America in the 1920s and 1930s is often characterized as having been isolationist in the realm of security policy. This article offers a critique of this characterization. American diplomacy in the 1920s was subtle but ambitious and effective. American policy in the years leading up to the bombing of Pearl Harbor was in fact quite responsive to events on the European continent. Isolationists did exist, of course, but they never came close to constituting a majority. In short, American isolationism is a myth.
Formal international human rights regimes differ from most other forms of international cooperation in that their primary purpose is to hold governments accountable to their own citizens for purely domestic activities. Why would governments establish an arrangement that invades domestic sovereignty in this way? Current scholarship suggests two explanations. A realist view asserts that the most powerful democracies seek to externalize their values, coercing or enticing weaker and less democratic governments to accept human rights regimes. A ideational view argues that the most established democracies externalize their values, setting in motion a transnational process of diffusion and persuasion that socializes less democratic governments to accept such regimes. I propose a third, institutional liberal view. Drawing on theories of administration and adjudication developed to explain rational delegation in domestic politics, I maintain that governments delegate for a self–interested reason, namely to combat future domestic political uncertainty.
Moravcsik, Andrew. "Explaining the Emergence of Human Rights Regimes: Liberal Democracy and Political Uncertainty in Postwar Europe." Working Paper 98–17, Weatherhead Center for International Affairs, Harvard University, December 1998.Download PDF
Since the collapse of the bipolar world power paradign in 1991, the concept of security in the Americas has come under intense review. This paper will examine the historic tension between U.S. and Latin American/Caribbean security interests as addressed within the Inter–American System, and how these institutions have evolved as a result.
The first part of this paper critically examines existing explanations for institutional innovation on the one hand and economic reform measures on the other, and offers an alternative, synthetic explanation for understanding the relationship between them. The second section derives hypotheses for disaggregating the political economic dynamics of institutional creation and durability, and illustrates the empirical manifestation of these dynamics through various "observations" 7 of financial institutional innovation in Wenzhou. The final section frames Wenzhou’s apparent exceptionalism in comparative perspective both within and beyond China.

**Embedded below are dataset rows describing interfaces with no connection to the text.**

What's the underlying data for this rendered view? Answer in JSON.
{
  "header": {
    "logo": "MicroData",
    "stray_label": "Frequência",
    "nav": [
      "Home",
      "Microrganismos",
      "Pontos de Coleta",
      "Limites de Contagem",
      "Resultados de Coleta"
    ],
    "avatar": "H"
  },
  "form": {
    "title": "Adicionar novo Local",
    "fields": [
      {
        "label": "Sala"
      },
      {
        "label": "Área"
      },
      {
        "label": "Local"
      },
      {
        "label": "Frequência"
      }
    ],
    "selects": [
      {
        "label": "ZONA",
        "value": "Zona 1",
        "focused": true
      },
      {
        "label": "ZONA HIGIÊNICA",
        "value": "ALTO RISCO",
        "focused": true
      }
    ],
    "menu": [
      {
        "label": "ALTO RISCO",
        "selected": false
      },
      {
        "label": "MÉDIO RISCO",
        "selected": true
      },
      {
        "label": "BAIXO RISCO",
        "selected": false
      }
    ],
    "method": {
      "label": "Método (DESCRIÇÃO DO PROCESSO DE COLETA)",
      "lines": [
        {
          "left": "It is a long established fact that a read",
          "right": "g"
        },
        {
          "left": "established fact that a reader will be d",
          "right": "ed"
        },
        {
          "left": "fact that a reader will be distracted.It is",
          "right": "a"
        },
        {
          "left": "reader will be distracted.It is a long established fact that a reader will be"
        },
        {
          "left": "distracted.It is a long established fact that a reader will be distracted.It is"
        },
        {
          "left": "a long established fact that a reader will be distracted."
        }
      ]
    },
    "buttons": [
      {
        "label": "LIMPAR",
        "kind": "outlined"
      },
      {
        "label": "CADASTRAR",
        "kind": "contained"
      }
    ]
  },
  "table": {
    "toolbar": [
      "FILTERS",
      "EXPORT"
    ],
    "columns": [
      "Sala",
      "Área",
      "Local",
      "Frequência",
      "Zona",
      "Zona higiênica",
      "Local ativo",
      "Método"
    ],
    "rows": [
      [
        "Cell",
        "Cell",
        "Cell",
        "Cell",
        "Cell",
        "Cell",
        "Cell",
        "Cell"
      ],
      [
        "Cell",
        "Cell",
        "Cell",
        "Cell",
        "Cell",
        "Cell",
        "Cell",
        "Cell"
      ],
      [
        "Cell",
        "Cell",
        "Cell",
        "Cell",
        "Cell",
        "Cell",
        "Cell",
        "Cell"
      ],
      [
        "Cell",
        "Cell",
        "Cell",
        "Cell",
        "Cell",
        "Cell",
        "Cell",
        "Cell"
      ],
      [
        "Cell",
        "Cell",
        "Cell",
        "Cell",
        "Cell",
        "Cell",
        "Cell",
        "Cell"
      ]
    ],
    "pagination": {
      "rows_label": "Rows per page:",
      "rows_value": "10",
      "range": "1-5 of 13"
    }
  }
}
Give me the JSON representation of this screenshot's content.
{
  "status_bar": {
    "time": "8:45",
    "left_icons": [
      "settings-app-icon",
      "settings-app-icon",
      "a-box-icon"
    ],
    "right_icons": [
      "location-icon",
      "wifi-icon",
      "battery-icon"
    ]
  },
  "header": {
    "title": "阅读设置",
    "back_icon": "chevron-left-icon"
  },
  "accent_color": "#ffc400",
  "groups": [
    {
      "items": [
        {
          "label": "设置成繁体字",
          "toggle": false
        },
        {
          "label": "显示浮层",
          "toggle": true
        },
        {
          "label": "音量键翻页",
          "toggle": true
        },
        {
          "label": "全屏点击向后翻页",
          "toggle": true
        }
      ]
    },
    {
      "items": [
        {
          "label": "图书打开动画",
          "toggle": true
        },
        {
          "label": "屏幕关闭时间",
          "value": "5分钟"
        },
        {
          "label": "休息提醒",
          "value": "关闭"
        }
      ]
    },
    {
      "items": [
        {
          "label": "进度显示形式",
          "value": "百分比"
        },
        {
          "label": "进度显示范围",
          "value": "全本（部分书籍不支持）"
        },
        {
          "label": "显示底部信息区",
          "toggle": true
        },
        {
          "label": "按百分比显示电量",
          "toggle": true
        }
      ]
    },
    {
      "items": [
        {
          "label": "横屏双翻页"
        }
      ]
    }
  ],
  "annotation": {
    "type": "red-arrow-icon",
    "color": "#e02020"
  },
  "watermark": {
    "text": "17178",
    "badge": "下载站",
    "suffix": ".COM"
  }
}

Tsai, Kellee S. "Curbed Markets? Financial Innovation and Policy Innovation in China's Coastal South." Working Paper 98–06, Weatherhead Center for International Affairs, Harvard University, May 1998.Download PDF